Characterization of proteome-size scaling by integrative omics reveals mechanisms of proliferation control in cancer

Sci Adv. 2023 Jan 25;9(4):eadd0636. doi: 10.1126/sciadv.add0636. Epub 2023 Jan 25.

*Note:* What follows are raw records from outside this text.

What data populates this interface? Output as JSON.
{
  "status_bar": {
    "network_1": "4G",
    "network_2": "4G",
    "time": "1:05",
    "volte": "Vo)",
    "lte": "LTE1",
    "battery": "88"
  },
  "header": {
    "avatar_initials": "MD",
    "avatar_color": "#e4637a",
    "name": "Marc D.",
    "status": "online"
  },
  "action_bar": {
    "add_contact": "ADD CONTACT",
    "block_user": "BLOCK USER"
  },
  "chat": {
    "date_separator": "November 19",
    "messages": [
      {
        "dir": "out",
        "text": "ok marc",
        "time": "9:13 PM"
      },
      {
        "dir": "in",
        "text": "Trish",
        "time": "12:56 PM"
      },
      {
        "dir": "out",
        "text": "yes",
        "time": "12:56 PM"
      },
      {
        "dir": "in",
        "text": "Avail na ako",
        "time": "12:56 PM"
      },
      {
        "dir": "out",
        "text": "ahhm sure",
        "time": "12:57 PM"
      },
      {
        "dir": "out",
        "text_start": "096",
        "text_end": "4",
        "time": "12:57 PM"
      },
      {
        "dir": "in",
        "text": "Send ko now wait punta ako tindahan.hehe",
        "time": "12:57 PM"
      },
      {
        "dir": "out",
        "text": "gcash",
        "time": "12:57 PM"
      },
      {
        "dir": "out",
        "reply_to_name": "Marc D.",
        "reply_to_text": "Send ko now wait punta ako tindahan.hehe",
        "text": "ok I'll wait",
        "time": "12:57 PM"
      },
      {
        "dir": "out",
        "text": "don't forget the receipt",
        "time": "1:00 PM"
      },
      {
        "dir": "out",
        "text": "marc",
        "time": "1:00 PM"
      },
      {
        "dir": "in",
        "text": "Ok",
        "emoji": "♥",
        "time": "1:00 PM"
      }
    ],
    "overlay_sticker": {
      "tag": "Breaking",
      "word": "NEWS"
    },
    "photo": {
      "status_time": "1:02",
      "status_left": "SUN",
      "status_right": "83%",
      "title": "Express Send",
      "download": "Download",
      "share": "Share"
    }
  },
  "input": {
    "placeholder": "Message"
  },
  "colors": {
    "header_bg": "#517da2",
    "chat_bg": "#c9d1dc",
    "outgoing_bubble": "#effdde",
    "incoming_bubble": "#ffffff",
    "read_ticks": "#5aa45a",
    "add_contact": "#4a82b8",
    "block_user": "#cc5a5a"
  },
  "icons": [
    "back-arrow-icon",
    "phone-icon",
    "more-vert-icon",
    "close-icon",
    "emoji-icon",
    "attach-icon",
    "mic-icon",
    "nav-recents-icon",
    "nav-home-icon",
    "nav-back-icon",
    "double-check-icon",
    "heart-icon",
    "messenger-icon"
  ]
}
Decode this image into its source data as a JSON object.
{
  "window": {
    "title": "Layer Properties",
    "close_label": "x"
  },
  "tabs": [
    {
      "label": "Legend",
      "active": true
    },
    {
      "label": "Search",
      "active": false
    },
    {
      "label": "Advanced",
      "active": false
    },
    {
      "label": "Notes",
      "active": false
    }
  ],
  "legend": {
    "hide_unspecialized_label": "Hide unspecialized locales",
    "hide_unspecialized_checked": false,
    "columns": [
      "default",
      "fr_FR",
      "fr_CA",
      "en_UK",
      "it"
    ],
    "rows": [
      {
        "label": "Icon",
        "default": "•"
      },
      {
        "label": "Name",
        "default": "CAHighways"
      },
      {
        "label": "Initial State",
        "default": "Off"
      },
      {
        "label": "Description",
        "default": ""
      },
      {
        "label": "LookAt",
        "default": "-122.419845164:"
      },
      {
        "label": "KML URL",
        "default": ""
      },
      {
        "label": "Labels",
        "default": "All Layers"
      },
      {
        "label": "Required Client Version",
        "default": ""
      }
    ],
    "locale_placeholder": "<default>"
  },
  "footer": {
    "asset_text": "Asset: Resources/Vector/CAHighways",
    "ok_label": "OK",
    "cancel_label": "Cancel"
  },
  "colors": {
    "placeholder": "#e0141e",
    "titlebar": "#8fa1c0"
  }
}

Almost all living cells maintain size uniformity through successive divisions. Proteins that over and underscale with size can act as rheostats, which regulate cell cycle progression. Using a multiomic strategy, we leveraged the heterogeneity of melanoma cell lines to identify peptides, transcripts, and phosphorylation events that differentially scale with cell size. Subscaling proteins are enriched in regulators of the DNA damage response and cell cycle progression, whereas super-scaling proteins included regulators of the cytoskeleton, extracellular matrix, and inflammatory response. Mathematical modeling suggested that decoupling growth and proliferative signaling may facilitate cell cycle entry over senescence in large cells when mitogenic signaling is decreased. Regression analysis reveals that up-regulation of TP53 or CDKN1A/p21CIP1 is characteristic of proliferative cancer cells with senescent-like sizes/proteomes. This study provides one of the first demonstrations of size-scaling phenomena in cancer and how morphology influences the chemistry of the cell.

MeSH terms

  • Cell Cycle / genetics
  • Cell Line
  • Cell Proliferation
  • Cellular Senescence / genetics
  • Humans
  • Melanoma* / genetics
  • Melanoma* / metabolism
  • Proteome*


  • Proteome